Why YOU should come to Québec in 2014

There are many reasons why YOU should come to Québec City in January 2014: you’ll not want to miss a fantastic conference; don’t let a great occasion to see old, new or soon-to-be-made friends go by; take advantage of this fantastic opportunity to discover or rediscover a world-class city!

You already know about the first reason as the organizing committee has written about the conference on several occasions: have a look at previous blogs, the SHA Facebook page (https://www.facebook.com/SocietyforHistoricalArchaeology) or type #sha2014 into Twitter to see what’s being said about the event. We think the theme – Questions that Count, a critical evaluation of historical archaeology in the 21st century – is of interest to the archaeological community at large. Several suggestions have been made for sessions and we’re waiting for you to submit your own. Try to surprise us!

Don’t take the second reason for granted. Just like you won’t take old friends for granted! If you are a long-standing SHA or ACUA member, the conference is always a great way to see friends. If you are a new member, or thinking of becoming one, it’s a great place to make friends and to meet colleagues. You can count on years of pleasure to come with long-term friendships and professional relations that grow out of your participation in this gregarious professional community.

Photo: Office de tourisme de Québec

Thirdly, and not the least, we hope – even expect – that you will develop a special relationship with our part of the world as you discover Québec City, the province of Québec or even Canada. Each has much to offer. Especially in the heart of winter! The conference web site (www.sha2014.com) has abundant links to national museums in the city, to numerous and affordable fine cuisine restaurants, to outdoor activities ranging from ice-skating, downhill skiing, snowmobiling or even dogsledding to ice-climbing and more. Experience the city as you have NEVER experienced it before: http://vimeo.com/58983130!

The Chateau Frontenac and Place-Royale in the Old Town. Photo: Office de tourisme de Québec.

We hope you will appreciate Québec’s historical richness, its depth and durée, as seen through the archaeology of the city. Get to know more about it, and of some of the sites you can see when you’re here, by downloading the introduction to the recent Post-Medieval Archaeology thematic issue, “The archaeology of a North American city and the early modern period in Québec” (Volume 43, Number 1, 2009) http://www.ingentaconnect.com/content/maney/pma/2009/00000043/00000001/art00001. Discover France’s first attempt to settle in the New World from 1541 to 1543 at the Cartier-Roberval Site; you can visit an exhibition on this site at the Musée de l’Amérique francophone http://www.mcq.org/colonie/. Come to place Royale, where the city was founded in 1608; visit the Musée de la place Royale, (http://www.mcq.org/en/cipr/index.html) and see the extraordinary archaeological collections, a Cultural Property listed by the Cultural Properties Act. Explore the Saint-Louis Forts and Châteaux National Historic Site of Canada  http://www.pc.gc.ca/lhn-nhs/qc/saintlouisforts/index.aspx.
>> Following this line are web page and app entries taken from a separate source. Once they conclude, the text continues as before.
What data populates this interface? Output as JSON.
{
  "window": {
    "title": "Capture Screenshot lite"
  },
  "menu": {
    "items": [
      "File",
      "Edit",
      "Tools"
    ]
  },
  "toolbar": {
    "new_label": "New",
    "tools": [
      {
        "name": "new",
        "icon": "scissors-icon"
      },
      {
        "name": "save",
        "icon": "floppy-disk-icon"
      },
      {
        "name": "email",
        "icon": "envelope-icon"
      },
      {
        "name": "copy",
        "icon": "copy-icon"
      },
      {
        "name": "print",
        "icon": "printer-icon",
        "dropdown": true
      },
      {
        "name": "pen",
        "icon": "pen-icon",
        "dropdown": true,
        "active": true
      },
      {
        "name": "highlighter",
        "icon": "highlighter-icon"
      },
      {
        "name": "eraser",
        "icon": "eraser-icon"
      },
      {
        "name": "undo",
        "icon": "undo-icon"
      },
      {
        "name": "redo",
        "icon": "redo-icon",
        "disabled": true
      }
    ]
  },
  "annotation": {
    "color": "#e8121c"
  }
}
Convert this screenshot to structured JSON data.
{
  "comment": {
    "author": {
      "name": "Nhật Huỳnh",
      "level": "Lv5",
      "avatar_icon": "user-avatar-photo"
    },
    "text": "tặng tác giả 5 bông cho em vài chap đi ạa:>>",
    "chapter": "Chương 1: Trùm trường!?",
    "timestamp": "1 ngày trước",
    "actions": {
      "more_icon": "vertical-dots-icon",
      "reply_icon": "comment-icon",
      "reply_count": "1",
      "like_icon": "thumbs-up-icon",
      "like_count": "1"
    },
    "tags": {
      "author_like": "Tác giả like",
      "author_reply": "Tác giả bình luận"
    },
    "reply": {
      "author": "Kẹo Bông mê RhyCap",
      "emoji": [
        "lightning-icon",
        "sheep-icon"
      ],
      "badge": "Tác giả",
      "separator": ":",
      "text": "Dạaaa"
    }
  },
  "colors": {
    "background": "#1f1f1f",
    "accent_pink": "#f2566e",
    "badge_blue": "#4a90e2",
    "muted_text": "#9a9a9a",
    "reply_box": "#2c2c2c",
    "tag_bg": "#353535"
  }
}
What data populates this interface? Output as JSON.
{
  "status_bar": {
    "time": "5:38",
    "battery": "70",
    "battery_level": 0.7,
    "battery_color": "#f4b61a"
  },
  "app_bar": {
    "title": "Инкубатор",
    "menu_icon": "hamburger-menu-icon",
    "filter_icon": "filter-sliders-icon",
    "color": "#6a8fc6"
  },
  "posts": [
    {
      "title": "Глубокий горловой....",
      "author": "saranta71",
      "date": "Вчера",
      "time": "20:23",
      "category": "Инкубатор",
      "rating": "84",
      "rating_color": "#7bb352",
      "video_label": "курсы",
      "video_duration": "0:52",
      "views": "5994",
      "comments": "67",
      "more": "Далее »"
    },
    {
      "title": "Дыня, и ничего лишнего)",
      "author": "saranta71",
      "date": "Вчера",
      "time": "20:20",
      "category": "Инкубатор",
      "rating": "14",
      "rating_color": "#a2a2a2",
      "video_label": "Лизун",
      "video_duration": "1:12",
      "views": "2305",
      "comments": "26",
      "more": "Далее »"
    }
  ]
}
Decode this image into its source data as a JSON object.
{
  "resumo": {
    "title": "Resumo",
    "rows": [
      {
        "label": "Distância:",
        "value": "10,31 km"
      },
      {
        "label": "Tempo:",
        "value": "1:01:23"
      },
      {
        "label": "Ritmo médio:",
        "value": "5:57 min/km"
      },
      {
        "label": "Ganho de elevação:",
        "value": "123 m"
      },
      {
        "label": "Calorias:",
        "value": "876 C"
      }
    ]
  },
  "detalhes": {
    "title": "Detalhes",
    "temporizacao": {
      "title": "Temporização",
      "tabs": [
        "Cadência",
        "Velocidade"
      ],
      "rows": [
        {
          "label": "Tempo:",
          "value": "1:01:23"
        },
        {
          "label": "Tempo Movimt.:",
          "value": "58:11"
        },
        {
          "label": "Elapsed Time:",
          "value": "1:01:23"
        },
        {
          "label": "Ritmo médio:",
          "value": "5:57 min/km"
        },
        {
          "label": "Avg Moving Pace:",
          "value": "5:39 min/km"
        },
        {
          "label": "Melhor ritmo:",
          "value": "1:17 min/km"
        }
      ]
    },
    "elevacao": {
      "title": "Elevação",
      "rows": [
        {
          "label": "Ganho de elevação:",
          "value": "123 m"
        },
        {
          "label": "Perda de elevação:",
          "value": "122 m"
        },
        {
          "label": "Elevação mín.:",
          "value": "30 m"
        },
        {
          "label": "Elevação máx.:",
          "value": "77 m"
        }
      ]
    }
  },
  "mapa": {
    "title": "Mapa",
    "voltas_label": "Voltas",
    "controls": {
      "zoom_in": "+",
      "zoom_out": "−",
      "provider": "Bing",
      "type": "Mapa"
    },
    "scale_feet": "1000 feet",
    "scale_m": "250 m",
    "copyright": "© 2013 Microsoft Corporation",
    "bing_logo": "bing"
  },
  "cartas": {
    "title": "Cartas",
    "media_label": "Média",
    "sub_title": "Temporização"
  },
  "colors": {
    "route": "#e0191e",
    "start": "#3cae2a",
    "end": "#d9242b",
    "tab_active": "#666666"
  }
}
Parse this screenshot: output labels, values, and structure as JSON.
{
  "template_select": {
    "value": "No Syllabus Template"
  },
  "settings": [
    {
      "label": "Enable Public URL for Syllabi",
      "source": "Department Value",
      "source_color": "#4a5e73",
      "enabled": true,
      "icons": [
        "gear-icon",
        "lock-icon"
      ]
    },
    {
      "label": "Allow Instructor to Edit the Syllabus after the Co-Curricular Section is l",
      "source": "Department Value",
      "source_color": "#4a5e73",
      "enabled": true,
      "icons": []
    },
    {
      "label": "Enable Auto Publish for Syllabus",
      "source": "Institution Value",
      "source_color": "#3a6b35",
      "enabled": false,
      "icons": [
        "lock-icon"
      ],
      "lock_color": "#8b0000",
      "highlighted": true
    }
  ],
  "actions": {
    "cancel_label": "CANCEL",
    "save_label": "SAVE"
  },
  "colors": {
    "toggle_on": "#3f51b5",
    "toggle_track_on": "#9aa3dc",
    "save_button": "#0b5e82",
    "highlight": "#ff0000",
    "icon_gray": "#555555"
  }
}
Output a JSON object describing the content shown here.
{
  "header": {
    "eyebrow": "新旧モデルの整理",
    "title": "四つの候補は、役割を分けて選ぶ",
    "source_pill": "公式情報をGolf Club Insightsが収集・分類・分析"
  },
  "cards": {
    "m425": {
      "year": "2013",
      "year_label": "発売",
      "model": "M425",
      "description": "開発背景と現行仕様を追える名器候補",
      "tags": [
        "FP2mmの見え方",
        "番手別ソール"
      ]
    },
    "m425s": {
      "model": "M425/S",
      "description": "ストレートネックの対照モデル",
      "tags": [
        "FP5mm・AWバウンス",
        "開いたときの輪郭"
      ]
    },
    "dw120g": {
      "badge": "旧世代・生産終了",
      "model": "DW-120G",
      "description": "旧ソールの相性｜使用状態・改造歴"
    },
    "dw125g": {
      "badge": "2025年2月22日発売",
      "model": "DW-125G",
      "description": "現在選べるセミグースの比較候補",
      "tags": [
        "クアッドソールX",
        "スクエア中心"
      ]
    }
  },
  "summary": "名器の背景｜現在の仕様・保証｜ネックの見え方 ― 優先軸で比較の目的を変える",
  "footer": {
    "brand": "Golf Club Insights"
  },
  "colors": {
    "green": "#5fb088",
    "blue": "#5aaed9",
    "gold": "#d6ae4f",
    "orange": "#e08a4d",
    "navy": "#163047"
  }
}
Learn about the Intendant’s Palace – heart of a trade network extending throughout most of North America during the French Regime – as revealed by Laval University’s Field School on this site over the past years: http://www.cfqlmc.org/bulletin-memoires-vives/derniere-parution/867.

In short, come to Québec for a host of reasons!

Why are you coming to Québec? Let us know in the comments!